Fairfax itself, however, has said that it studied the break-up options intensively, with considerable external advice, and concluded that it would be value-destructive because it would reduce the group’s ability to bundle brands and platforms and offer cross-media solutions to advertisers and would also generate significant costs and dis-synergies.
The core problem, however, is that breaking up the group would probably undermine its ability to continue to fund the Fairfax of the Future strategy for its metro mastheads – The Sydney Morning Herald, The Age and The Australian Financial Review – and create at least the potential for their transition into a purely digital future.
Fairfax isn’t prepared, or able to countenance, the complete write-off of its two big broadsheets.
The group is on the brink of radical change in the nature of the two core mastheads. They will move to tabloid formats this year and it will introduce paywalls to the online sites. Subsequently Fairfax will transfer printing of them to its regional presses, shutting down and selling its Chullora and Tullamarine printing plants.
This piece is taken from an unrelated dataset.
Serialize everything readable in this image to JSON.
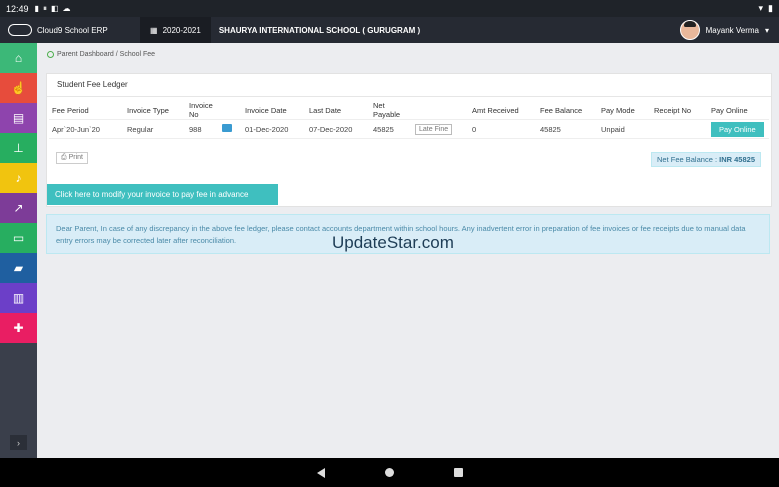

It has also looked at ending physical production of the papers completely, which it has said would cost at least another $200 million on top of the $248 million of costs the restructuring has already generated.
Source: Business Spectator